▶ [Exercise] Below are some records; give them all again exactly, but not the pictures.

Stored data

--- START ---

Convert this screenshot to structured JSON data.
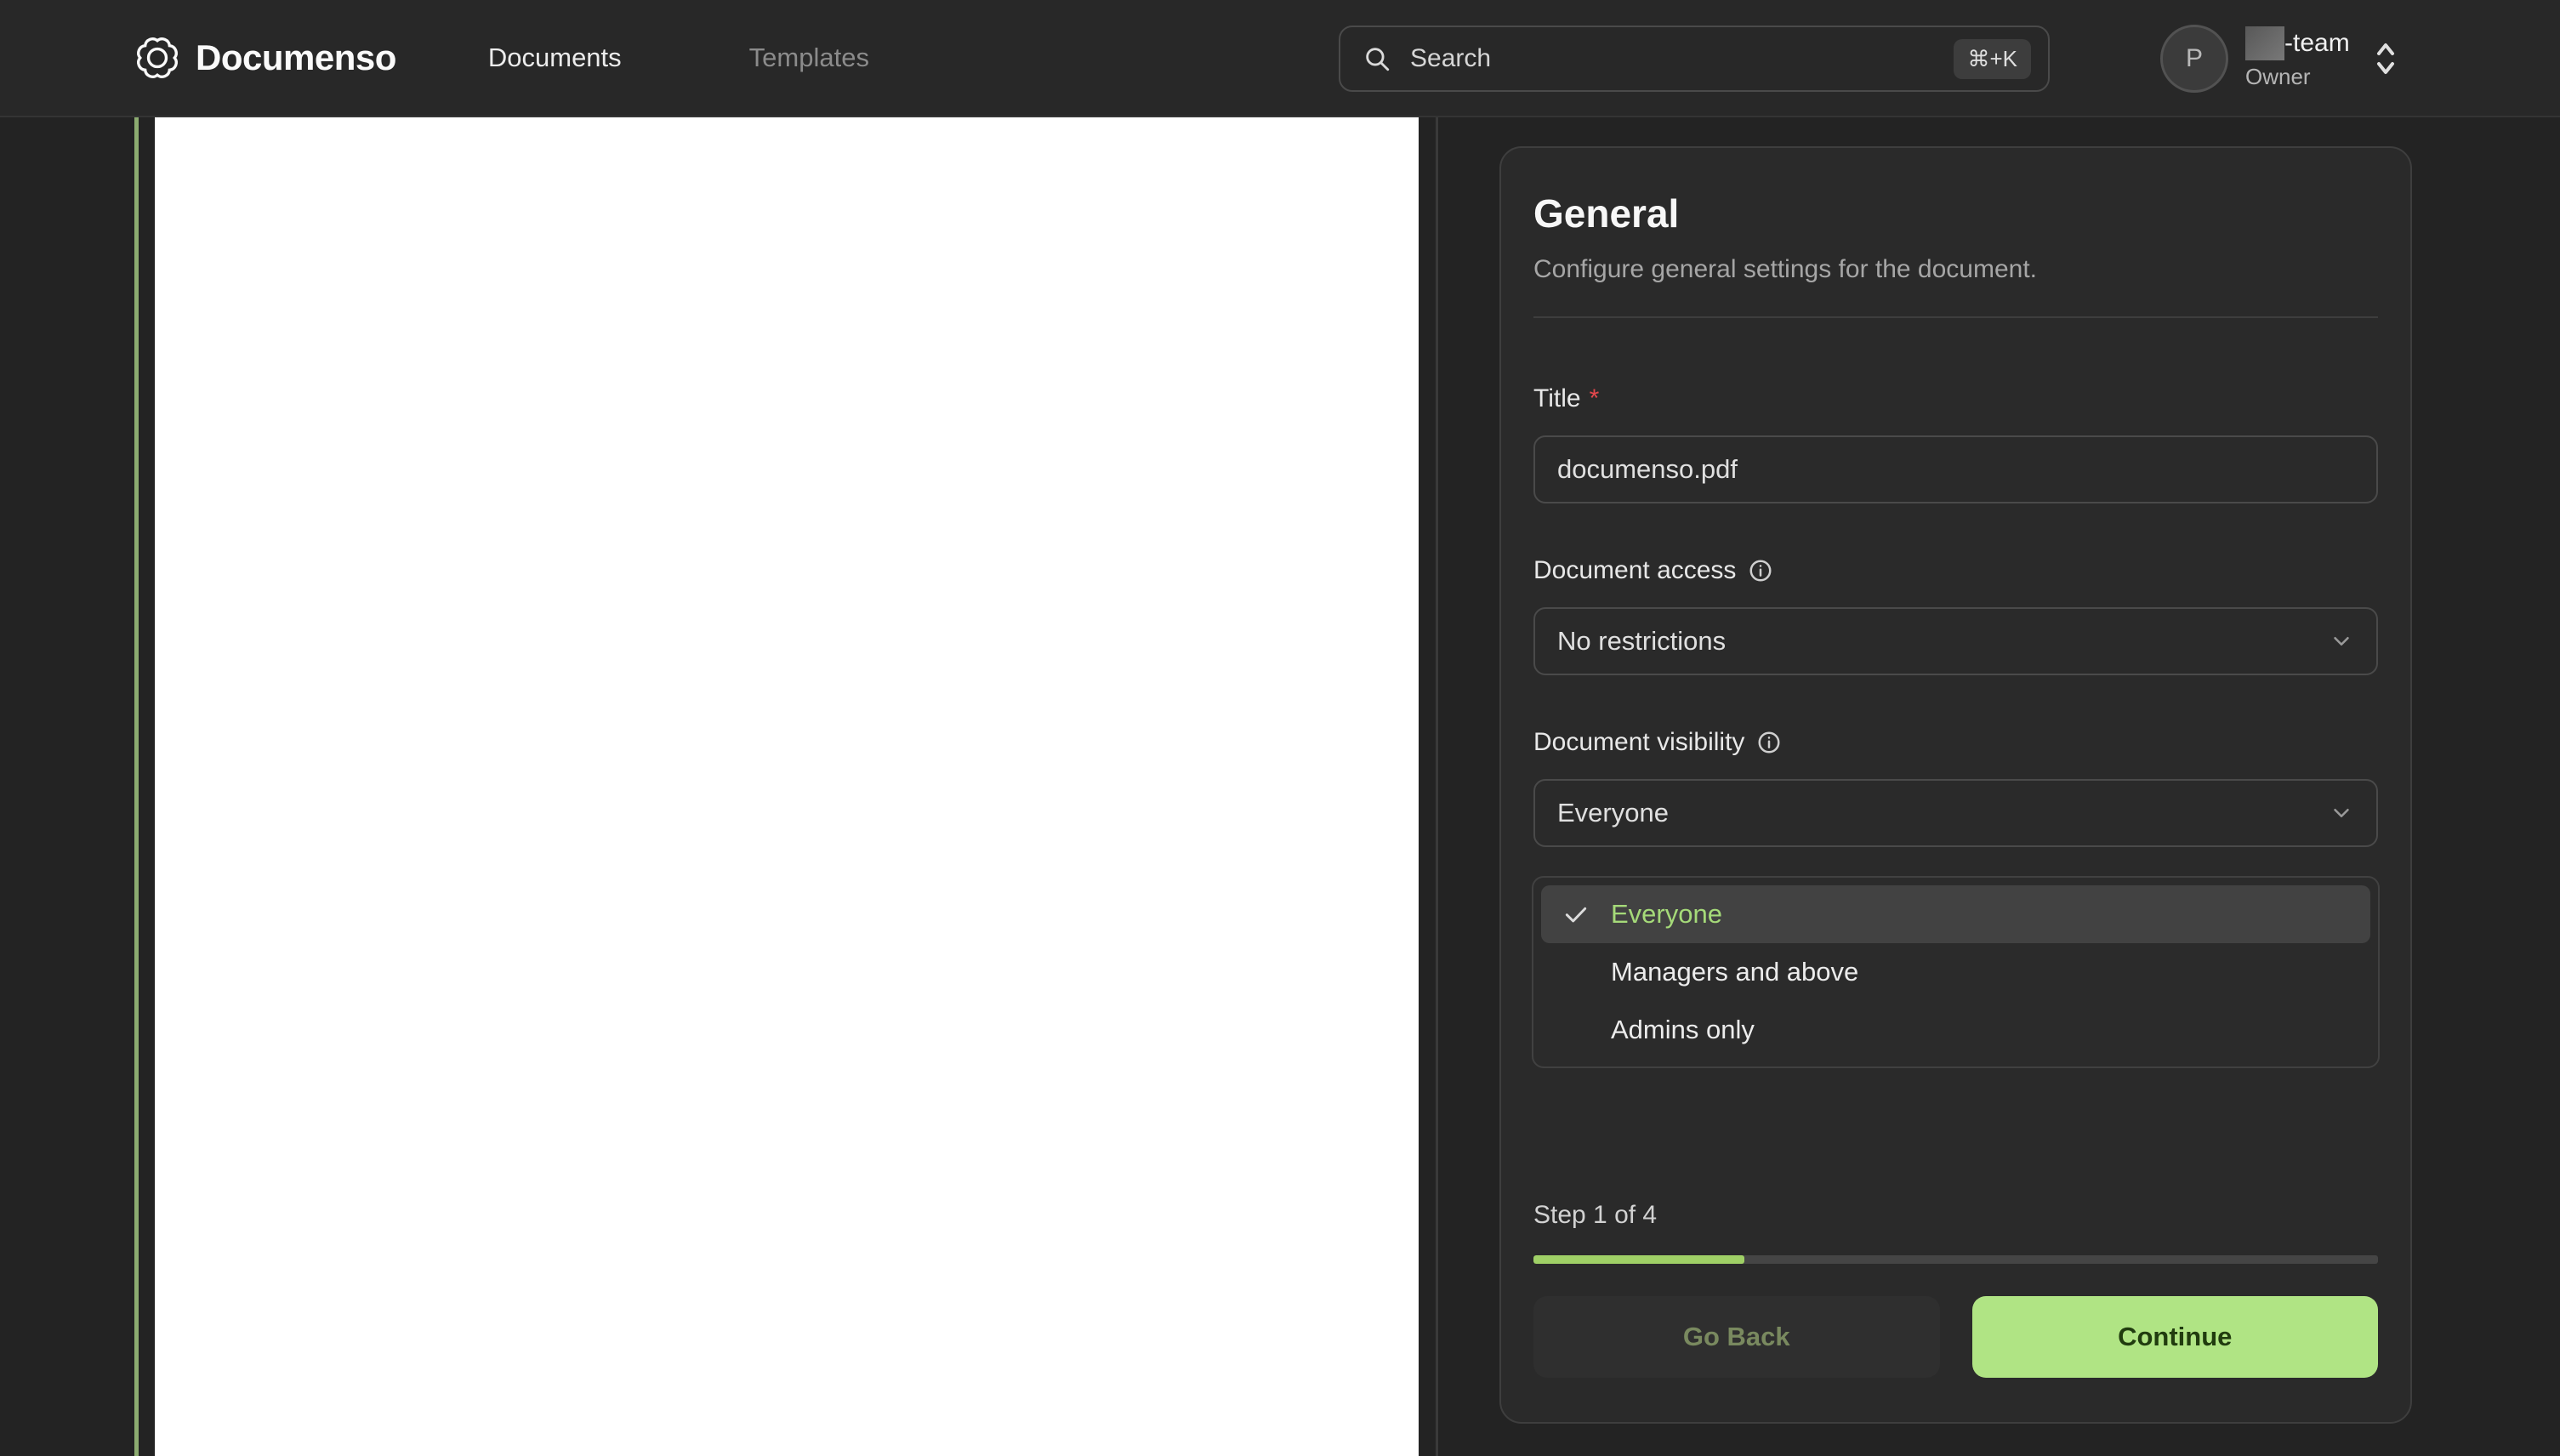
{
  "nav": {
    "brand": "Documenso",
    "links": [
      {
        "label": "Documents"
      },
      {
        "label": "Templates"
      }
    ],
    "search": {
      "placeholder": "Search",
      "shortcut": "⌘+K"
    },
    "profile": {
      "avatar_initial": "P",
      "team_suffix": "-team",
      "role": "Owner"
    }
  },
  "panel": {
    "title": "General",
    "subtitle": "Configure general settings for the document.",
    "fields": {
      "title": {
        "label": "Title",
        "required_marker": "*",
        "value": "documenso.pdf"
      },
      "access": {
        "label": "Document access",
        "value": "No restrictions"
      },
      "visibility": {
        "label": "Document visibility",
        "value": "Everyone"
      }
    },
    "visibility_menu": {
      "options": [
        {
          "label": "Everyone",
          "selected": true,
          "check": "✓"
        },
        {
          "label": "Managers and above",
          "selected": false
        },
        {
          "label": "Admins only",
          "selected": false
        }
      ]
    },
    "footer": {
      "step_text": "Step 1 of 4",
      "progress_percent": 25,
      "back_label": "Go Back",
      "continue_label": "Continue"
    }
  },
  "colors": {
    "accent_green": "#a2e771",
    "accent_line": "#8cab70",
    "selected_option_text": "#a5da79",
    "required_red": "#e5484d",
    "nav_bg": "#282828",
    "card_bg": "#2a2a2a"
  }
}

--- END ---

▶ [Solution for this exercise]
Convert this screenshot to structured JSON data.
{
  "nav": {
    "brand": "Documenso",
    "links": [
      {
        "label": "Documents"
      },
      {
        "label": "Templates"
      }
    ],
    "search": {
      "placeholder": "Search",
      "shortcut": "⌘+K"
    },
    "profile": {
      "avatar_initial": "P",
      "team_suffix": "-team",
      "role": "Owner"
    }
  },
  "panel": {
    "title": "General",
    "subtitle": "Configure general settings for the document.",
    "fields": {
      "title": {
        "label": "Title",
        "required_marker": "*",
        "value": "documenso.pdf"
      },
      "access": {
        "label": "Document access",
        "value": "No restrictions"
      },
      "visibility": {
        "label": "Document visibility",
        "value": "Everyone"
      }
    },
    "visibility_menu": {
      "options": [
        {
          "label": "Everyone",
          "selected": true,
          "check": "✓"
        },
        {
          "label": "Managers and above",
          "selected": false
        },
        {
          "label": "Admins only",
          "selected": false
        }
      ]
    },
    "footer": {
      "step_text": "Step 1 of 4",
      "progress_percent": 25,
      "back_label": "Go Back",
      "continue_label": "Continue"
    }
  },
  "colors": {
    "accent_green": "#a2e771",
    "accent_line": "#8cab70",
    "selected_option_text": "#a5da79",
    "required_red": "#e5484d",
    "nav_bg": "#282828",
    "card_bg": "#2a2a2a"
  }
}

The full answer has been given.